It is light green to yellow in colour and dotted with oil glands.
The fruit is either round or oblong with white thick spongy pith that encloses the edible portion of the fruit.
A pomelo fruit grows throughout Southeast Asia and many islands of the South Pacific.
Commercial exportation and trade has led to the fruit’s widespread availability around the world, and orchards in warmer climates from Florida to Australia can be found growing it; nevertheless, it remains most popular in Asian cultures and cuisines.
Pomelo has a high content of potassium, which like vitamin C plays an important role in supporting the heart. This essential mineral regulates blood pressure levels.
Abundant in pectin, pomelo juice clears the arterial deposits accumulated in the body, thereby reducing the impurities and benefiting people with hypertension.
Pomelo also reduces the cholesterol count in the body and promotes good cholesterol.
Urinary tract infection is a bacterial infection that affects the urinary system that creates stores and removes urine.
The vitamin C present in pomelo increases the acid level in urine and shirks the development of bacteria in the urinary tract.
The skin of the fruit is very rich in bioflavonoids. This property is helpful in reducing pancreatic, intestinal and breast cancer.

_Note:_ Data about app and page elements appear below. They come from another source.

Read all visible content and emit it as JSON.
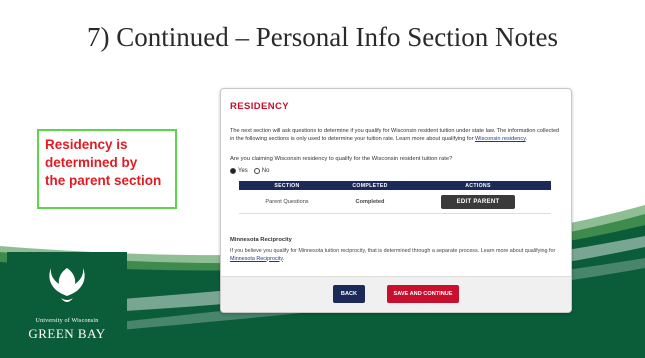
{
  "slide": {
    "title": "7) Continued – Personal Info Section Notes",
    "callout": {
      "line1": "Residency is",
      "line2": "determined by",
      "line3": "the parent section"
    },
    "logo": {
      "line1": "University of Wisconsin",
      "line2": "GREEN BAY"
    },
    "colors": {
      "callout_text": "#e31b23",
      "callout_border": "#59d64a",
      "footer_green": "#0b5d3a"
    }
  },
  "form": {
    "heading": "RESIDENCY",
    "intro_text": "The next section will ask questions to determine if you qualify for Wisconsin resident tuition under state law. The information collected in the following sections is only used to determine your tuition rate. Learn more about qualifying for",
    "intro_link": "Wisconsin residency",
    "intro_end": ".",
    "question": "Are you claiming Wisconsin residency to qualify for the Wisconsin resident tuition rate?",
    "options": [
      {
        "label": "Yes",
        "selected": true
      },
      {
        "label": "No",
        "selected": false
      }
    ],
    "table": {
      "headers": [
        "SECTION",
        "COMPLETED",
        "ACTIONS"
      ],
      "rows": [
        {
          "section": "Parent Questions",
          "completed": "Completed",
          "action": "EDIT PARENT"
        }
      ]
    },
    "reciprocity_heading": "Minnesota Reciprocity",
    "reciprocity_text": "If you believe you qualify for Minnesota tuition reciprocity, that is determined through a separate process. Learn more about qualifying for",
    "reciprocity_link": "Minnesota Reciprocity",
    "reciprocity_end": ".",
    "buttons": {
      "back": "BACK",
      "save": "SAVE AND CONTINUE"
    },
    "colors": {
      "heading": "#c8102e",
      "table_header": "#1c2a5a",
      "back_button": "#1c2a5a",
      "save_button": "#c8102e"
    }
  }
}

In fact, it stops cancerous cells from spreading.
Finally, Pomelo is also packed with fiber, a must-have nutrient to help maintain regular bowel movements and prevent constipation and even aid in weight loss.